  11. What is the purpose of the ASL Practice Zone? There doesn't seem to be any content there.
  12. I'm learning ASL essentially because of my job. I work as a Nuclear Medicine Technologist/CT Tech for a local hospital. It's happened a few times now that I have had some dear or hoh patients and haven't been able to help them without the assistance of a video interpreter or someone from the Easter Seals coming with the patient. I had a patient recently with a cochlear implant who was able to understand me while she had he device on, but with the CT machine and scanning peoples heads, the device has to be detached for the scan.
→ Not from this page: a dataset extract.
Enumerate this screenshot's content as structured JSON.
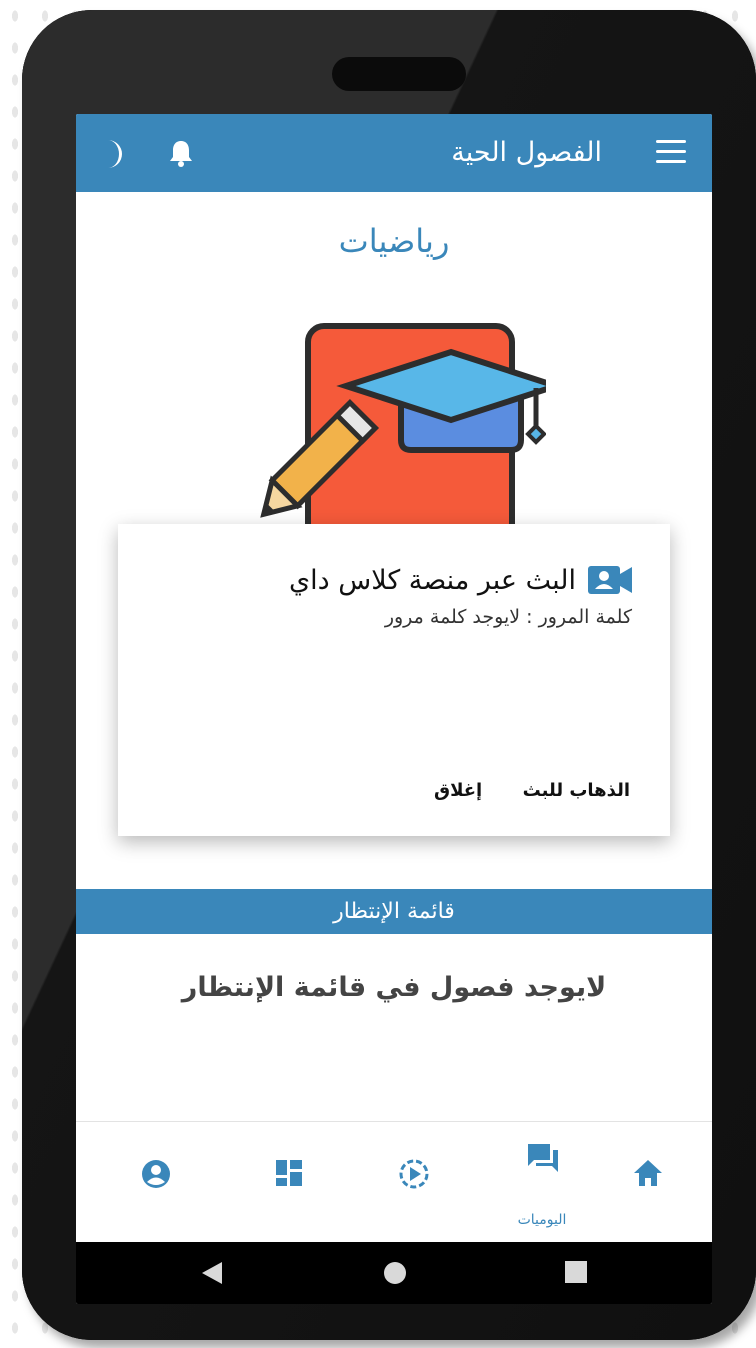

Once that thing came off, I no longer had the ability to communicate my instructions. It was frustrating for me, and I'm sure it was frustrating for my patient. There are other reasons as well. About a year ago I was hanging out with a group of friends. We were at a bar. One of my friend's boyfriend is deaf. Only his b/f and he knew ASL. During the course of the night the two of them got into an argument. At one point my friend, who is hearing started ignoring his b/f. His b/f was frantically signing to him, trying to communicate. We couldn't help because none of us were able to sign. At one point my friend turned his back on his b/f and was talking with us while ignoring his b/f. The rest of us felt awful, but really didn't know what to do because there was no way for us to sign with him to in any way comfort him, or even understand what the argument was about. I also felt as though my friend used our ability to hear as a means of emotional abuse of his b/f. Not cool. I felt like this situation could have had a better outcome if others of us had been able to sign; also, if my friend wasn't a complete dick. So those are my reasons for learning. I don't feel like other people should be prevented from communicating with me because I didn't take the time to learn something challenging.
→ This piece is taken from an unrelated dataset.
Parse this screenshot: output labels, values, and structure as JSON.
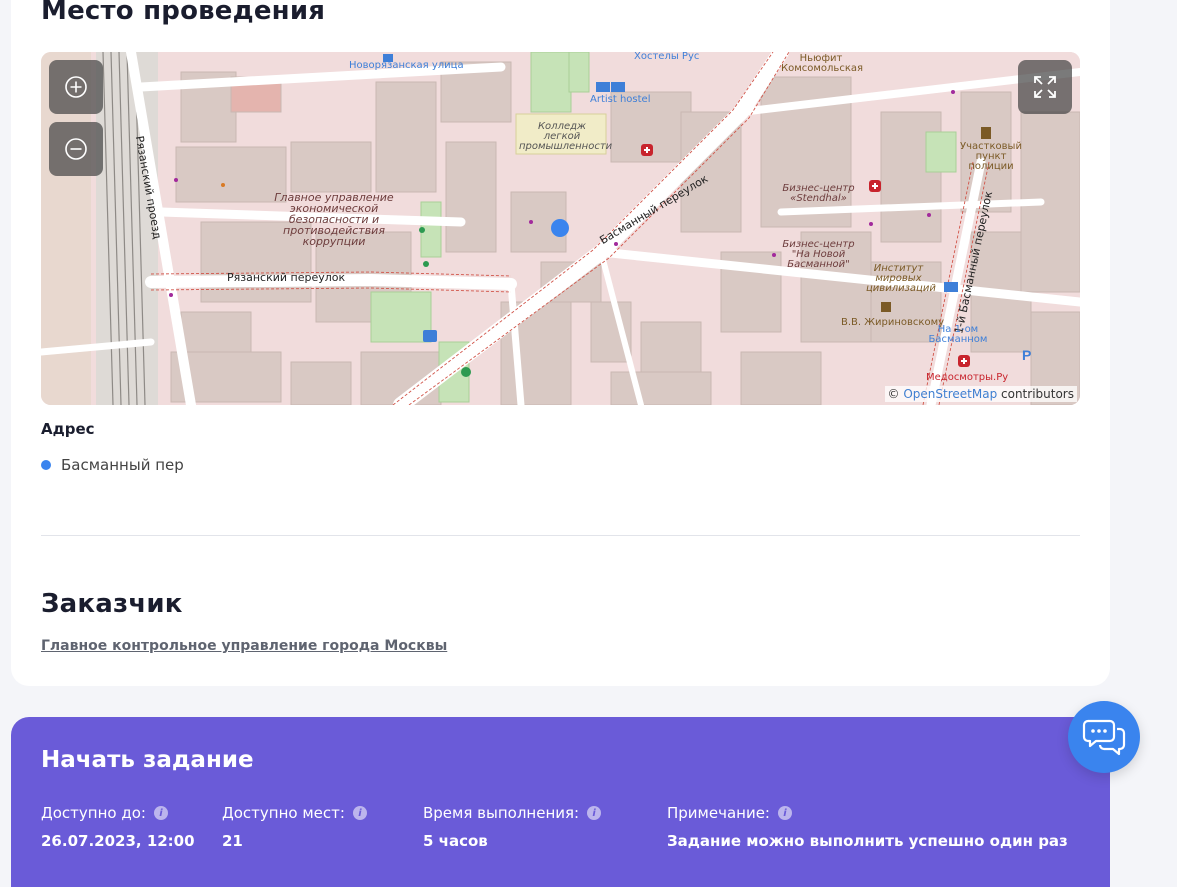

  13. Good morning, So, my name is Travis. I'm learning ASL through the startasl website for the time being and will be taking ASL classes this fall and next spring. I'm learning ASL to help with my patients. I work for a hospital and have had three interactions recent with deaf or hoh patients that I have had to use a tablet on wheels with a video interpreter. That was a great experience and tool, but it was only valuable while I had the interpreter on the line. Once I got my patient into the room to work with them, I was no longer able to communicate my instructions due to my lack of knowledge of ASL. So I made it a point to try and learn.